**TASK TO COMPLETE:** From the entries below, copy out all lines holding "paths".
################
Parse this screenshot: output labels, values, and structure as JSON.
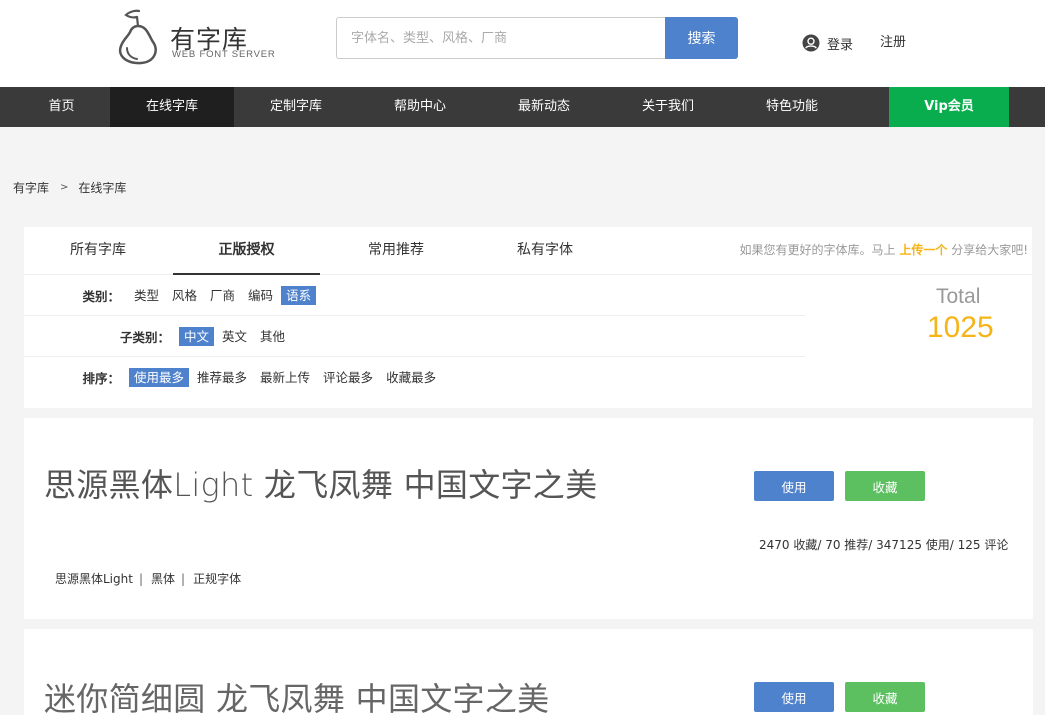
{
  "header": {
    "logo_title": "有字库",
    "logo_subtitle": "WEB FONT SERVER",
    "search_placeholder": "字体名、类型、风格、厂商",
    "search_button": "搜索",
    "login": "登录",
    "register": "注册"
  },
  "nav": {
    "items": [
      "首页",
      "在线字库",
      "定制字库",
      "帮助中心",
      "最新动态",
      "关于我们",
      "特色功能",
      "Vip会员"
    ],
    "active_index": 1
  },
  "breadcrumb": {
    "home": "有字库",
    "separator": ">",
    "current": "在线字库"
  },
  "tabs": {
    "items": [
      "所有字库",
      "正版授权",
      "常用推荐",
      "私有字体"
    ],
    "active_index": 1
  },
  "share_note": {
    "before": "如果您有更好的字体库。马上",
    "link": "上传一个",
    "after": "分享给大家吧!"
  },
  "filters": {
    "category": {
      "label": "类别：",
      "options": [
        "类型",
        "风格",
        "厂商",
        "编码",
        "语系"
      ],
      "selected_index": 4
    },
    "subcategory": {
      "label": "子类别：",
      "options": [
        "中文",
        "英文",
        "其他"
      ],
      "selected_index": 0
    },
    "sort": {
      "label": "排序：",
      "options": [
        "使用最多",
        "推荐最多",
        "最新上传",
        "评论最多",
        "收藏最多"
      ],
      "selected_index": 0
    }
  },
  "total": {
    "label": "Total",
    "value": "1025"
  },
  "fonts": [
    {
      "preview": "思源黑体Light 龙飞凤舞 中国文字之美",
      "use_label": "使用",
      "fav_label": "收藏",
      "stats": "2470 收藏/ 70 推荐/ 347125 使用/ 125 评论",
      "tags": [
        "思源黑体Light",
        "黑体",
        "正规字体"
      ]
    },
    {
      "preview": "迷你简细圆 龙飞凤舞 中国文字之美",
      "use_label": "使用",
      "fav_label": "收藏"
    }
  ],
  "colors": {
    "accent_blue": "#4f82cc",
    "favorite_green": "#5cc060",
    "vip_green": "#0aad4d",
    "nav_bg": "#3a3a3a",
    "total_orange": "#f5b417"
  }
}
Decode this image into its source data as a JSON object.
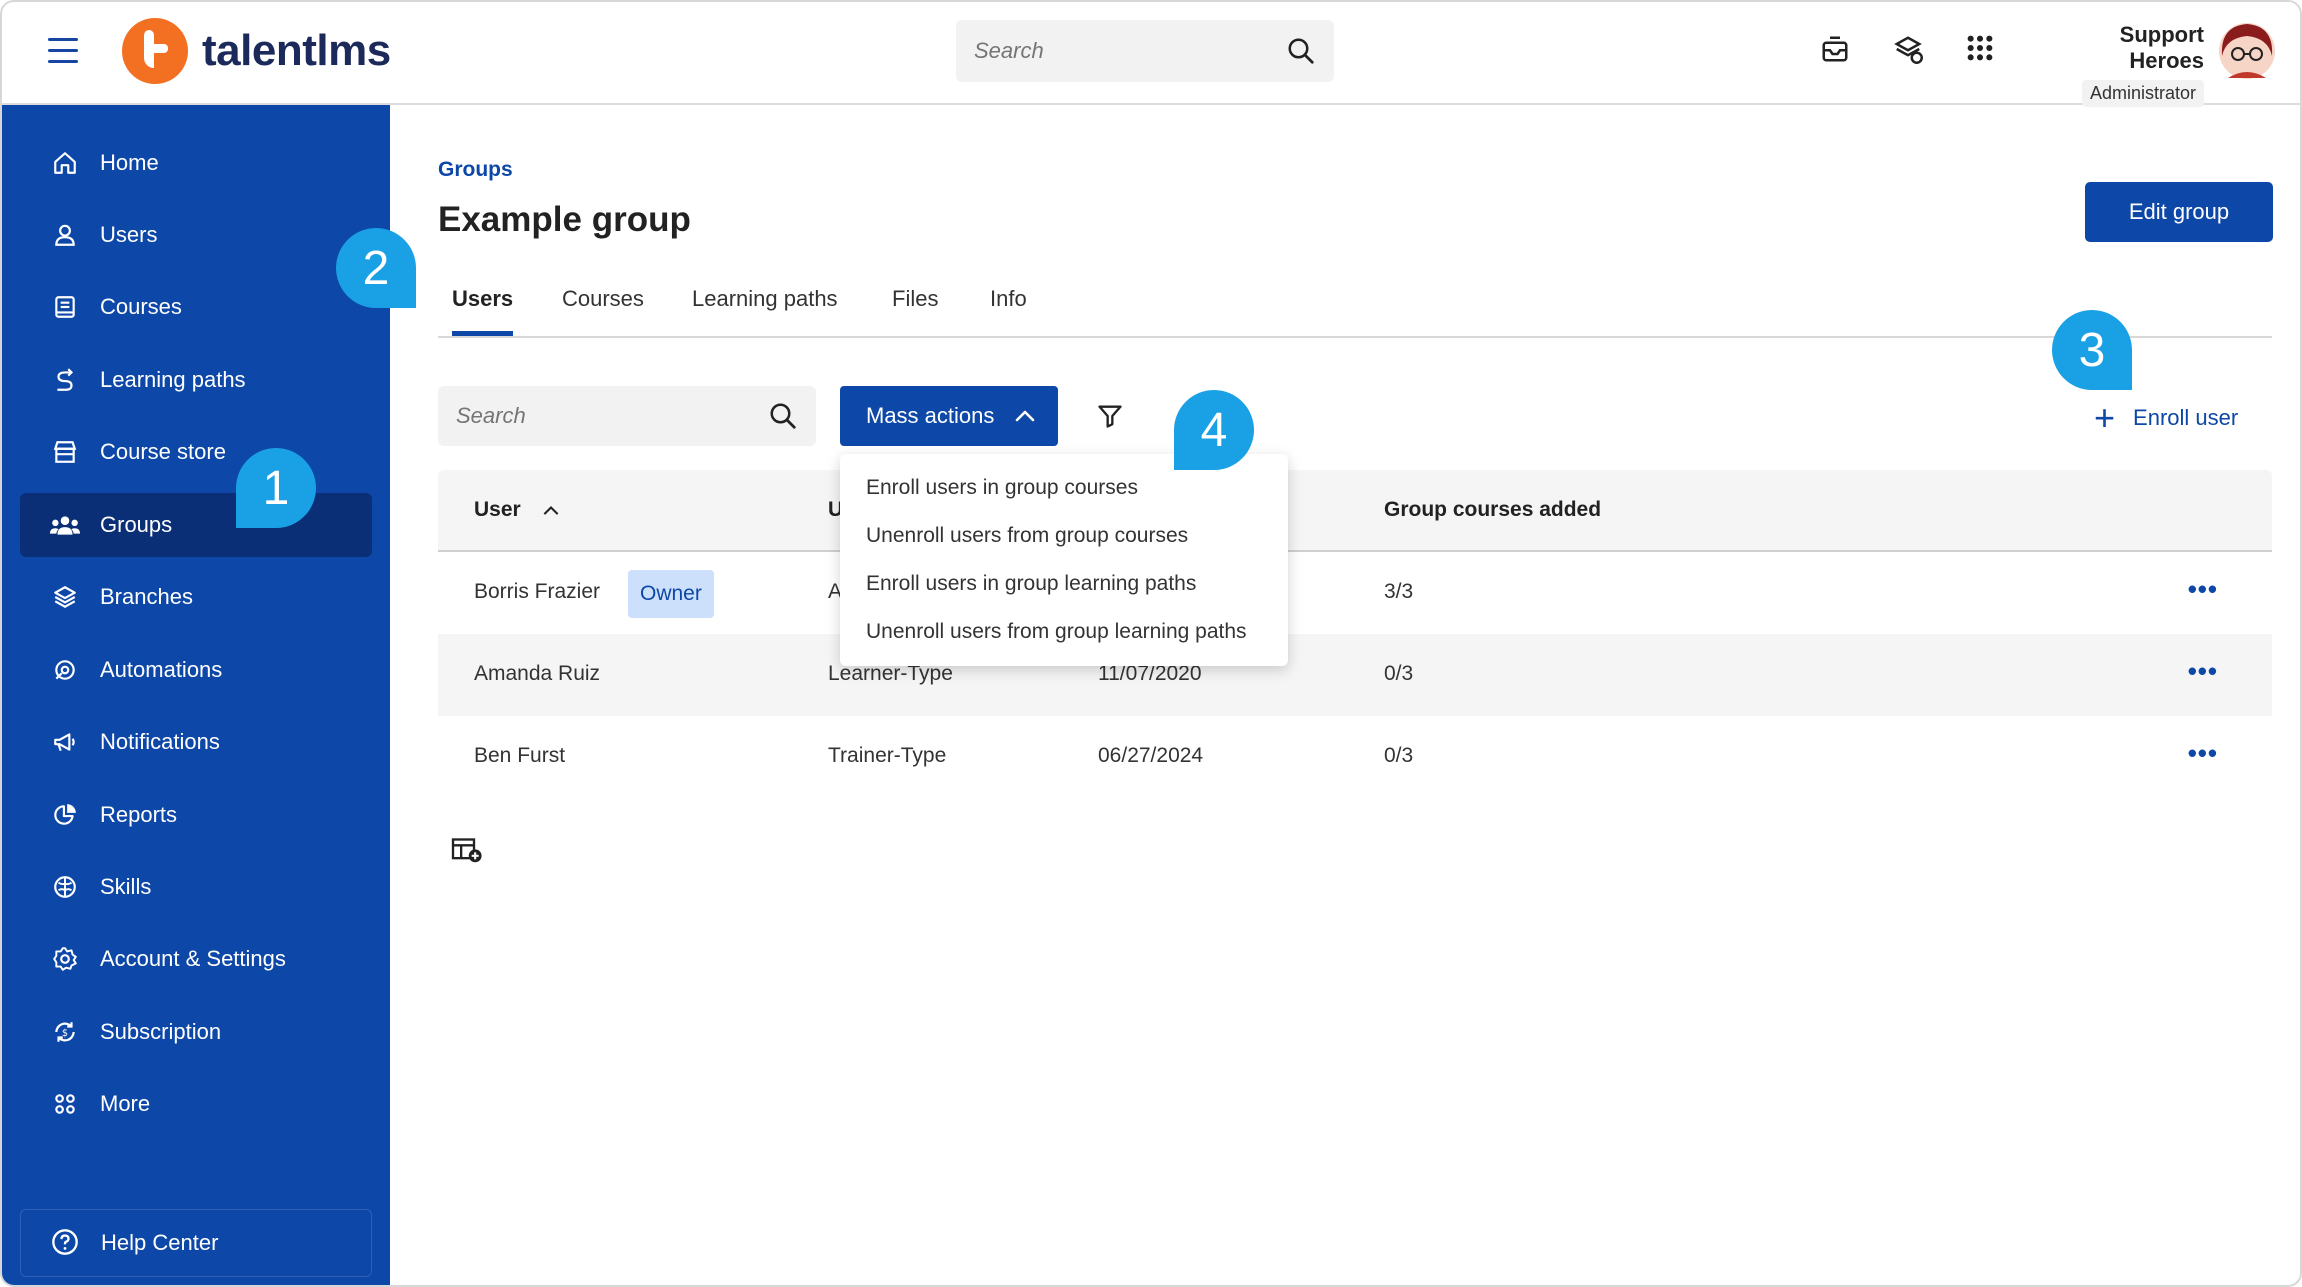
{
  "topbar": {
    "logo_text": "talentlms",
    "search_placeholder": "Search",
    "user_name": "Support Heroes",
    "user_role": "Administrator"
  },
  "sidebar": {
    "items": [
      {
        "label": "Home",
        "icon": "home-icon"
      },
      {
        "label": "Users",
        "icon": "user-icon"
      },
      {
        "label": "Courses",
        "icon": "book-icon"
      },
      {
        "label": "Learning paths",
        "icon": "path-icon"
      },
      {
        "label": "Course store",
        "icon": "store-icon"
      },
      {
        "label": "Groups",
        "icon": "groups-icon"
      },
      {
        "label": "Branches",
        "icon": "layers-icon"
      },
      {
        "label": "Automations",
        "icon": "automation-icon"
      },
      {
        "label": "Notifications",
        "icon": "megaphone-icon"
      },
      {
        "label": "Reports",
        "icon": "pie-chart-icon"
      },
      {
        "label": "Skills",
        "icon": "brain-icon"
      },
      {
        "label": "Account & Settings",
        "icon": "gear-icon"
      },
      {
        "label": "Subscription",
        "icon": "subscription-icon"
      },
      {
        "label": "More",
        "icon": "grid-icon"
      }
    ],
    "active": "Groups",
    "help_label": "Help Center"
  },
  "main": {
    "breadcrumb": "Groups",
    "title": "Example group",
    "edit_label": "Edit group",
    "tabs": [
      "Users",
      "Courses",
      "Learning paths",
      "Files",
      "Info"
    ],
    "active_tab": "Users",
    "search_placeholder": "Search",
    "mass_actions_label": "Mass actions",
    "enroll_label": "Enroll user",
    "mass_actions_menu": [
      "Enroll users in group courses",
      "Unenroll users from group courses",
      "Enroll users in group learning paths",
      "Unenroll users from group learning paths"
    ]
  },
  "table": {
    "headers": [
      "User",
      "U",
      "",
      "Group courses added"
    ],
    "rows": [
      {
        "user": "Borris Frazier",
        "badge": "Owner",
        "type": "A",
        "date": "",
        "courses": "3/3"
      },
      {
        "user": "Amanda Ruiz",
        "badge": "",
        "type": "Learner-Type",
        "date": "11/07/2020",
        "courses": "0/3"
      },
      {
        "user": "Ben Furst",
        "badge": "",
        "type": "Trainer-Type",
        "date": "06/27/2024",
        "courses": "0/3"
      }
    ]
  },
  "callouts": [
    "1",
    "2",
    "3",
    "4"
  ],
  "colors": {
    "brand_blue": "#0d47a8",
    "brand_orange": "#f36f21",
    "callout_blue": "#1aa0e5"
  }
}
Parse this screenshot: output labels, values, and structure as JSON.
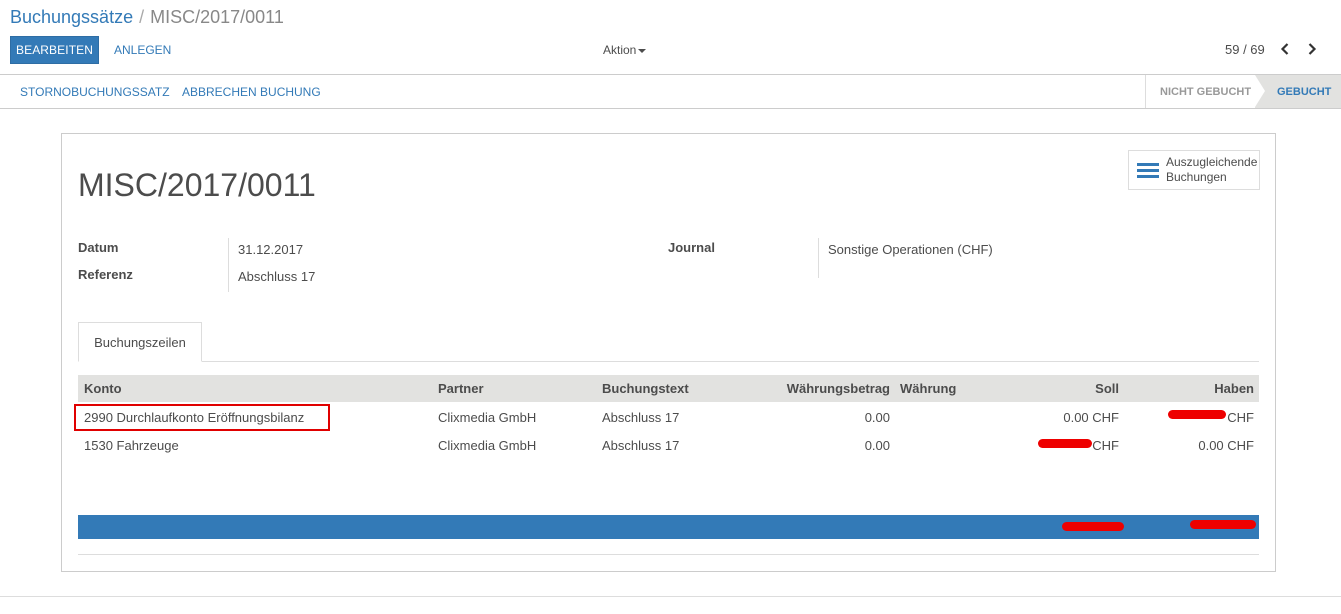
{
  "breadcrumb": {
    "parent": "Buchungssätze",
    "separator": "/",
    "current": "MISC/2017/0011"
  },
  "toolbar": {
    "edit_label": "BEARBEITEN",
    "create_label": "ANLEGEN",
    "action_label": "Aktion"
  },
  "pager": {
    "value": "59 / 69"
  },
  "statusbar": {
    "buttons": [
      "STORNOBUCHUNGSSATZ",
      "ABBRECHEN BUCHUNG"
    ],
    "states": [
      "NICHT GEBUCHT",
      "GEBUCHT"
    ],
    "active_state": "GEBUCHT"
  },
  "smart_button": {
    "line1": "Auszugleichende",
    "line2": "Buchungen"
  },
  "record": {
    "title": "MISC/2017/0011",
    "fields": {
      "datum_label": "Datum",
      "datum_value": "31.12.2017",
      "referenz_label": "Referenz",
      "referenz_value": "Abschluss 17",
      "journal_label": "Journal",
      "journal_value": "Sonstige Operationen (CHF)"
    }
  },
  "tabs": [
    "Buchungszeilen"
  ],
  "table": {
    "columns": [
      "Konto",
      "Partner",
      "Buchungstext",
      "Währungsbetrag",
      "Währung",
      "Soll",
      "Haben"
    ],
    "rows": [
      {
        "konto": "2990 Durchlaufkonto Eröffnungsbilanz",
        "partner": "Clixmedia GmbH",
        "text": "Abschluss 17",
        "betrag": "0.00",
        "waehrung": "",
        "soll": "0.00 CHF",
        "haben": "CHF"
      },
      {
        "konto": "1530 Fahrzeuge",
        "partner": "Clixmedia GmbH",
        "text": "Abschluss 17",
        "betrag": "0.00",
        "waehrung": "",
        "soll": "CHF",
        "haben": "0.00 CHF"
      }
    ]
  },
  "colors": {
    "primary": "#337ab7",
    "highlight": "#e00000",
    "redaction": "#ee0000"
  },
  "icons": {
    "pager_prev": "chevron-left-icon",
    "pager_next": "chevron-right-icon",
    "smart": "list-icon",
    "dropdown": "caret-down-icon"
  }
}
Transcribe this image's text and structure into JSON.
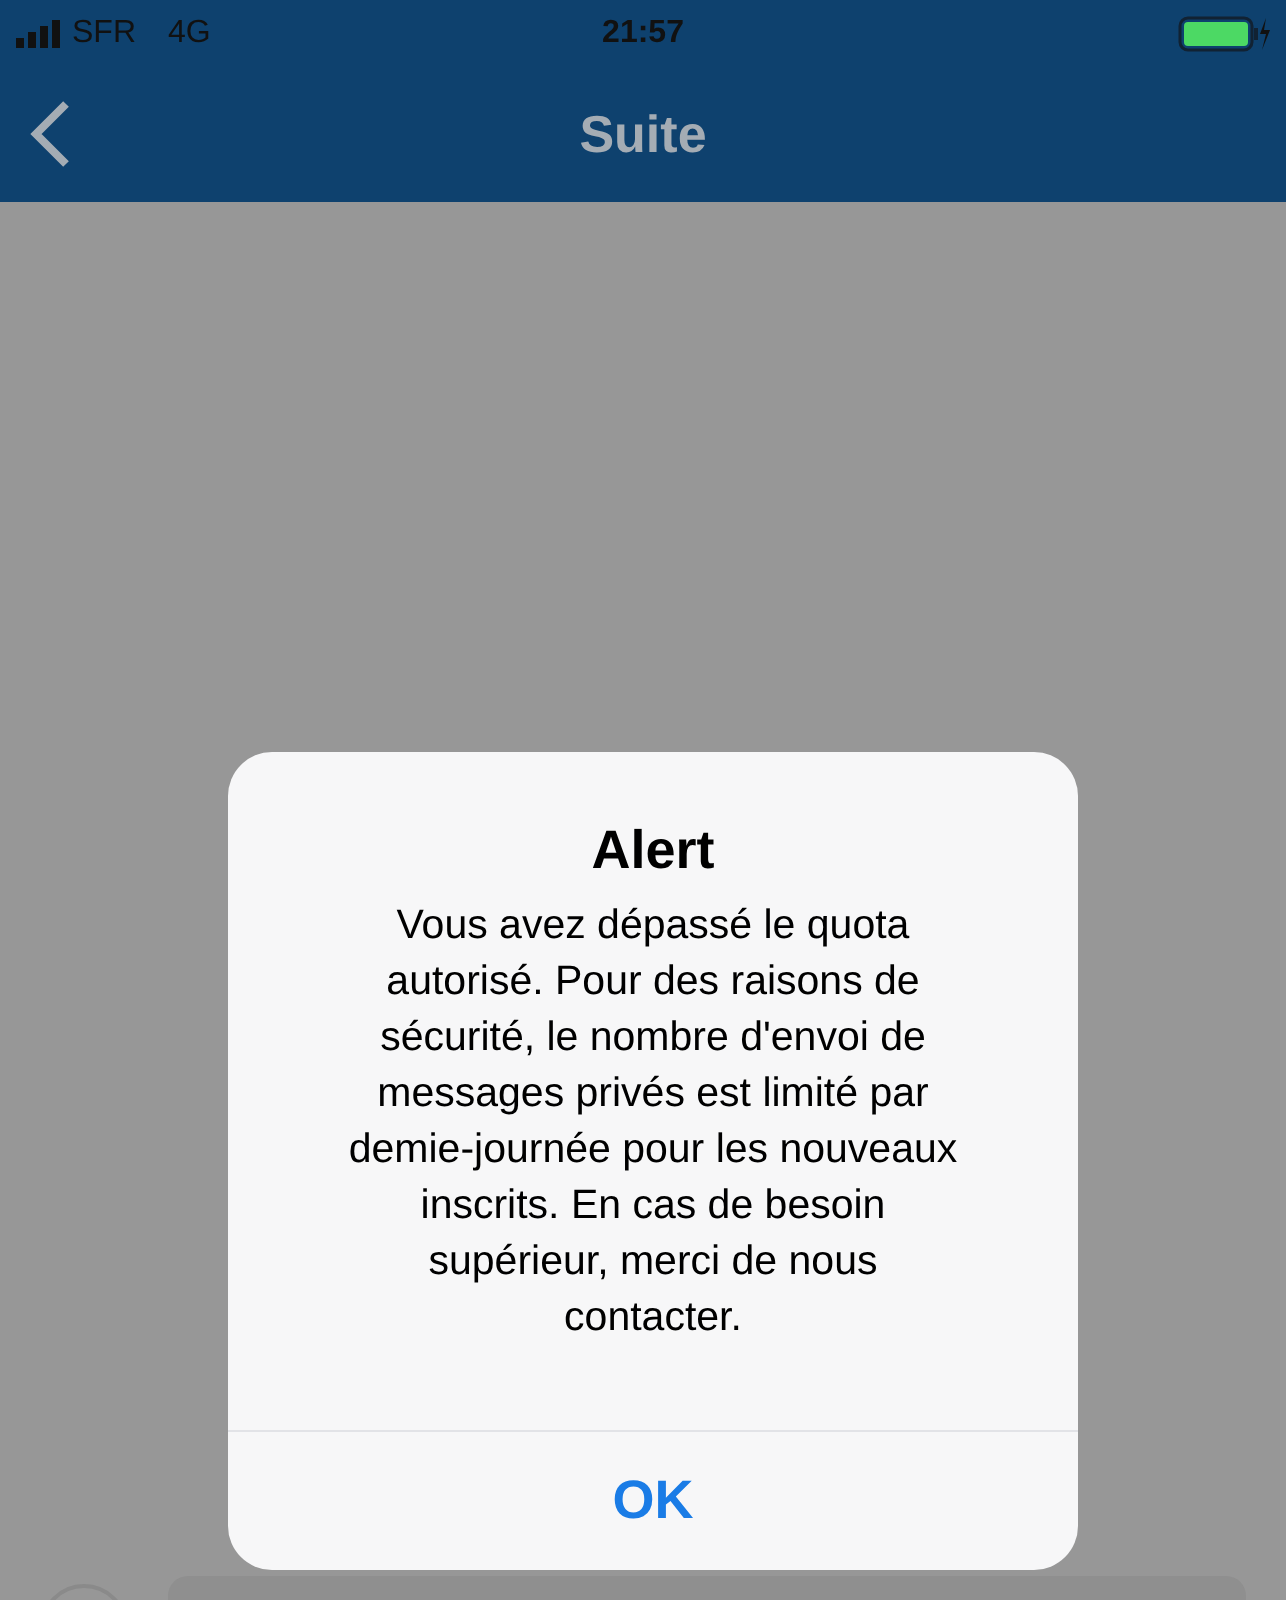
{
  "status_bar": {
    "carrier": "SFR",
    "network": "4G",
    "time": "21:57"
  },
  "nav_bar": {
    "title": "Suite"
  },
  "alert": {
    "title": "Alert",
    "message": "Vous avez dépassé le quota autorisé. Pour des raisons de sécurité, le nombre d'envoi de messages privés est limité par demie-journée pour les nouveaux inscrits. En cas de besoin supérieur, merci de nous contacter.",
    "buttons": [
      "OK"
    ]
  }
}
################
**PROBLEM SOLUTION:**
        "label": "Learning paths",
      "Learning paths",
      "Enroll users in group learning paths",
      "Unenroll users from group learning paths"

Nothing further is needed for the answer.